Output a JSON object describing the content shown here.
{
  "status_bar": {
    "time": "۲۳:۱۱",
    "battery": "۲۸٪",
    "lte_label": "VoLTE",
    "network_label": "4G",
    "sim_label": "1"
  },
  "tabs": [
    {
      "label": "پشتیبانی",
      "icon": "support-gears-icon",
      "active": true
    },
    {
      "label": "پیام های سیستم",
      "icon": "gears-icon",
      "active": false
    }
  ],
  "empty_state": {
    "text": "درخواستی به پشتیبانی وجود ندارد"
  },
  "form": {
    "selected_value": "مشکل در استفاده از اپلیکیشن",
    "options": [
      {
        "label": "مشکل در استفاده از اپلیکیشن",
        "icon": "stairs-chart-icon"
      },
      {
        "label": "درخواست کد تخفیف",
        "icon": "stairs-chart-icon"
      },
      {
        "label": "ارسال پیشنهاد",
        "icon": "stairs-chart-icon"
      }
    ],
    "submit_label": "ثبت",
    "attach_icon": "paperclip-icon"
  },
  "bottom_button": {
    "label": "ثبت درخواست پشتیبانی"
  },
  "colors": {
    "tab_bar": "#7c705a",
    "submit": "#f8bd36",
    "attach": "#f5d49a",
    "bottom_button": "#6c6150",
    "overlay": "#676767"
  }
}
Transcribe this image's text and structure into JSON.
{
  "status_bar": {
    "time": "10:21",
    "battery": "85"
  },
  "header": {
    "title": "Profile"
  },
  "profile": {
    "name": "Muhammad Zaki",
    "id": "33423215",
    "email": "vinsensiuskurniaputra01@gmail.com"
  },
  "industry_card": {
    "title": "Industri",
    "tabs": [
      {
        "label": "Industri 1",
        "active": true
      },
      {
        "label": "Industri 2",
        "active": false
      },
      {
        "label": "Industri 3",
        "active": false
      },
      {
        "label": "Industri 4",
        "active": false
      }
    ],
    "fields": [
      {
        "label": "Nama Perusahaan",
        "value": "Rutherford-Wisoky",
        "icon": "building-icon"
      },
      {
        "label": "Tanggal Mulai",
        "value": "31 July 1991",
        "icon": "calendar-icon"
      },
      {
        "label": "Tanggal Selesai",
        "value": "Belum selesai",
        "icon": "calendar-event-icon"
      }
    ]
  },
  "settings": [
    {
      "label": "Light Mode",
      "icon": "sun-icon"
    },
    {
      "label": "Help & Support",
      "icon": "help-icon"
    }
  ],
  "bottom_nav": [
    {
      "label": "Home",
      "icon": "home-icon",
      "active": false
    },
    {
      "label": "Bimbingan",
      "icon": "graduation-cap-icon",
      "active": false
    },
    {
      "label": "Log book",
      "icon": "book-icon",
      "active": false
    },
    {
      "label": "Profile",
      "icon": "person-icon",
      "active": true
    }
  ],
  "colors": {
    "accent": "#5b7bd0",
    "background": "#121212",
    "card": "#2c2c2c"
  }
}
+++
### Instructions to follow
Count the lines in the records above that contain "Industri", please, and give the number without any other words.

### Task result
5